Shock after mysterious fall of butterfly numbers
Reporting the results of its Big Butterfly Count, a citizen science project to monitor butterfly numbers between July 15 and August 7, the charity Butterfly Conservation revealed that the majority of butterfly species studied as part of the count recorded declines.
Butterfly numbers were at their lowest since the count began six years ago.
Numbers of formerly common species, including the Gatekeeper, small tortoiseshell and peacock almost halved this year.
According to Butterfly Conservation, Peacock numbers have fallen sixfold in the past three years.
The citizen science project also reported that 2016’s count was the one with the lowest total number of butterflies. Numbers were lower than the wet summer of 2012, which was a disaster year for butterflies.
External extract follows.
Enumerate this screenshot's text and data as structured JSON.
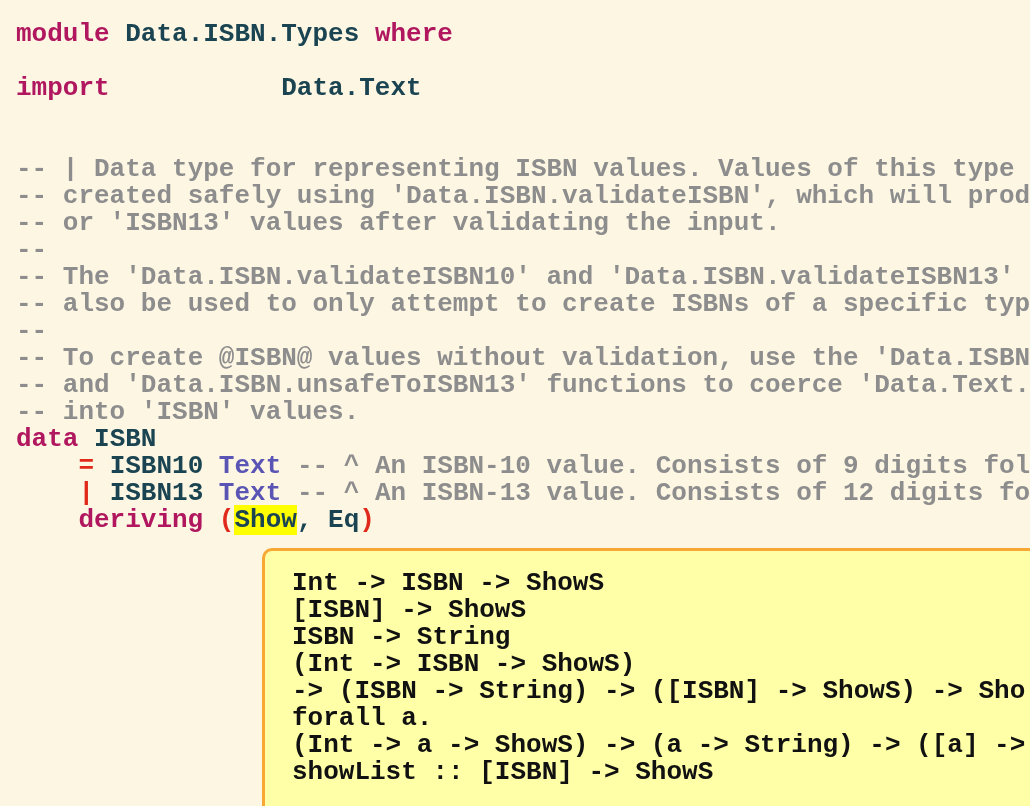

Richard Fox, head of recording at the butterfly charity said, “The drop in butterfly numbers this summer has been a shock and is a bit of a mystery. When we have cold, wet summers, as in 2012, we expect butterfly populations to plummet, but that wasn’t the case this year.
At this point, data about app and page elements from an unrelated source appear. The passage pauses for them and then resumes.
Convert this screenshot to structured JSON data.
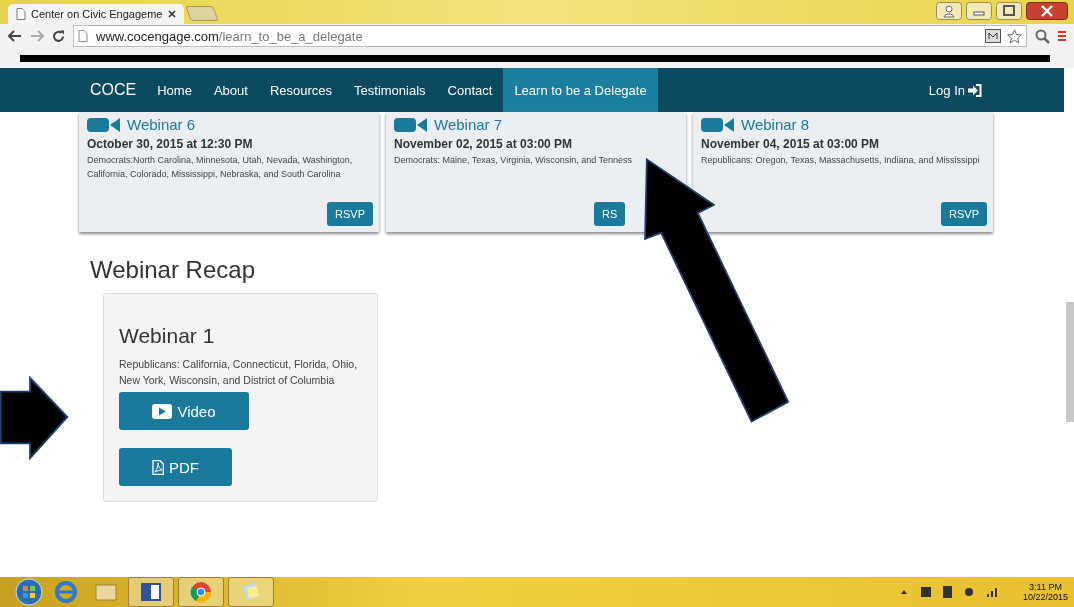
{
  "browser": {
    "tabs": [
      {
        "title": "Center on Civic Engageme",
        "selected": true
      }
    ],
    "url_domain": "www.cocengage.com",
    "url_path": "/learn_to_be_a_delegate"
  },
  "navbar": {
    "brand": "COCE",
    "items": [
      {
        "label": "Home",
        "selected": false
      },
      {
        "label": "About",
        "selected": false
      },
      {
        "label": "Resources",
        "selected": false
      },
      {
        "label": "Testimonials",
        "selected": false
      },
      {
        "label": "Contact",
        "selected": false
      },
      {
        "label": "Learn to be a Delegate",
        "selected": true
      }
    ],
    "login": "Log In"
  },
  "upcoming_webinars": [
    {
      "title": "Webinar 6",
      "date": "October 30, 2015 at 12:30 PM",
      "description": "Democrats:North Carolina, Minnesota, Utah, Nevada, Washington, California, Colorado, Mississippi, Nebraska, and South Carolina",
      "button": "RSVP"
    },
    {
      "title": "Webinar 7",
      "date": "November 02, 2015 at 03:00 PM",
      "description": "Democrats: Maine, Texas, Virginia, Wisconsin, and Tenness",
      "button": "RS"
    },
    {
      "title": "Webinar 8",
      "date": "November 04, 2015 at 03:00 PM",
      "description": "Republicans: Oregon, Texas, Massachusetts, Indiana, and Mississippi",
      "button": "RSVP"
    }
  ],
  "recap": {
    "heading": "Webinar Recap",
    "cards": [
      {
        "title": "Webinar 1",
        "description": "Republicans: California, Connecticut, Florida, Ohio, New York, Wisconsin, and District of Columbia",
        "buttons": [
          {
            "kind": "video",
            "label": "Video"
          },
          {
            "kind": "pdf",
            "label": "PDF"
          }
        ]
      }
    ]
  },
  "taskbar": {
    "time": "3:11 PM",
    "date": "10/22/2015"
  }
}
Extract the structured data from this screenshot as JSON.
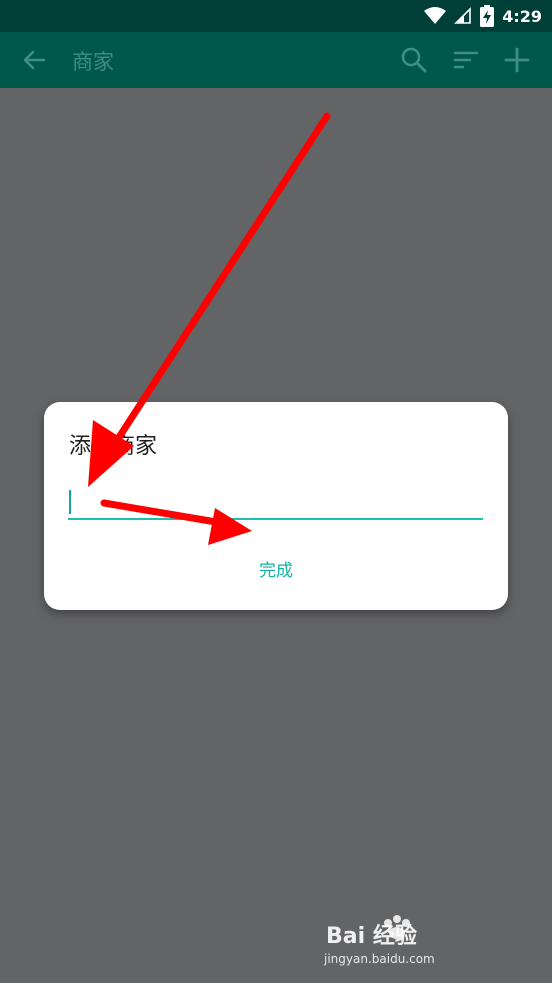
{
  "status": {
    "time": "4:29"
  },
  "app_bar": {
    "title": "商家"
  },
  "dialog": {
    "title": "添加商家",
    "input_value": "",
    "input_placeholder": "",
    "done_label": "完成"
  },
  "watermark": {
    "brand": "Bai 经验",
    "url": "jingyan.baidu.com"
  },
  "colors": {
    "accent": "#1fbfae",
    "app_bar": "#00574c",
    "scrim": "#636466",
    "annotation": "#ff0000"
  }
}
“The summer months were warmer than usual, yet most Big Butterfly Count participants saw fewer butterflies. Perhaps the very mild winter had a negative effect, or the cold spring, or perhaps the impacts of intensive farming and pesticides are really hitting these common species now.”
Richard Fox continued, “The importance of Big Butterfly Count is that it takes place every year over a long period; the longer it goes on the more we can learn about the causes that are driving the declines and in some cases, increases of our beautiful butterfly species.
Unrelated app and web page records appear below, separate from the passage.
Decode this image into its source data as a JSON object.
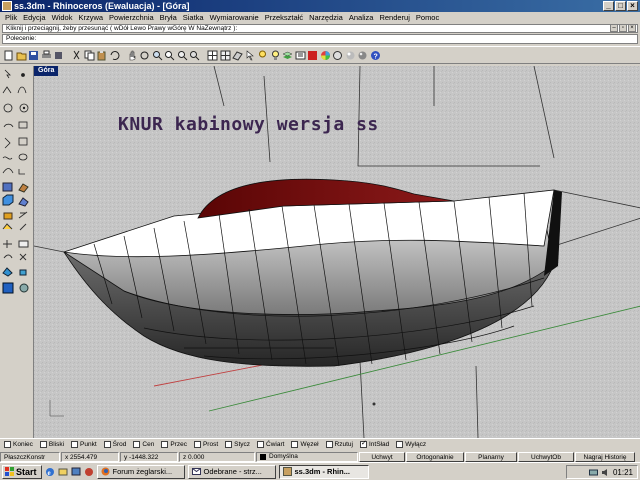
{
  "window": {
    "title": "ss.3dm - Rhinoceros (Ewaluacja) - [Góra]",
    "controls": [
      "_",
      "□",
      "×"
    ]
  },
  "menu": [
    "Plik",
    "Edycja",
    "Widok",
    "Krzywa",
    "Powierzchnia",
    "Bryła",
    "Siatka",
    "Wymiarowanie",
    "Przekształć",
    "Narzędzia",
    "Analiza",
    "Renderuj",
    "Pomoc"
  ],
  "command": {
    "history": "Kliknij i przeciągnij, żeby przesunąć ( wDół Lewo Prawy wGórę W NaZewnątrz ):",
    "prompt": "Polecenie:"
  },
  "viewport": {
    "tab_label": "Góra",
    "title_text": "KNUR kabinowy wersja ss",
    "title_color": "#3c2650",
    "hull_color": "#ffffff",
    "cabin_color": "#7a0a0a",
    "background_color": "#c6c6c6"
  },
  "osnap": [
    {
      "label": "Koniec",
      "checked": false
    },
    {
      "label": "Bliski",
      "checked": false
    },
    {
      "label": "Punkt",
      "checked": false
    },
    {
      "label": "Środ",
      "checked": false
    },
    {
      "label": "Cen",
      "checked": false
    },
    {
      "label": "Przec",
      "checked": false
    },
    {
      "label": "Prost",
      "checked": false
    },
    {
      "label": "Stycz",
      "checked": false
    },
    {
      "label": "Ćwiart",
      "checked": false
    },
    {
      "label": "Węzeł",
      "checked": false
    },
    {
      "label": "Rzutuj",
      "checked": false
    },
    {
      "label": "IntSład",
      "checked": true
    },
    {
      "label": "Wyłącz",
      "checked": false
    }
  ],
  "status": {
    "cplane": "PłaszczKonstr",
    "x": "x 2554.479",
    "y": "y -1448.322",
    "z": "z 0.000",
    "layer": "Domyślna",
    "snap": "Uchwyt",
    "ortho": "Ortogonalnie",
    "planar": "Planarny",
    "osnap": "UchwytOb",
    "history": "Nagraj Historię"
  },
  "taskbar": {
    "start": "Start",
    "tasks": [
      "Forum żeglarski...",
      "Odebrane - strz...",
      "ss.3dm - Rhin..."
    ],
    "active_task": 2,
    "clock": "01:21"
  }
}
“We are really grateful to the many thousands of people across the UK who do their bit to help butterflies by taking part in the Big Butterfly Count each summer.” ■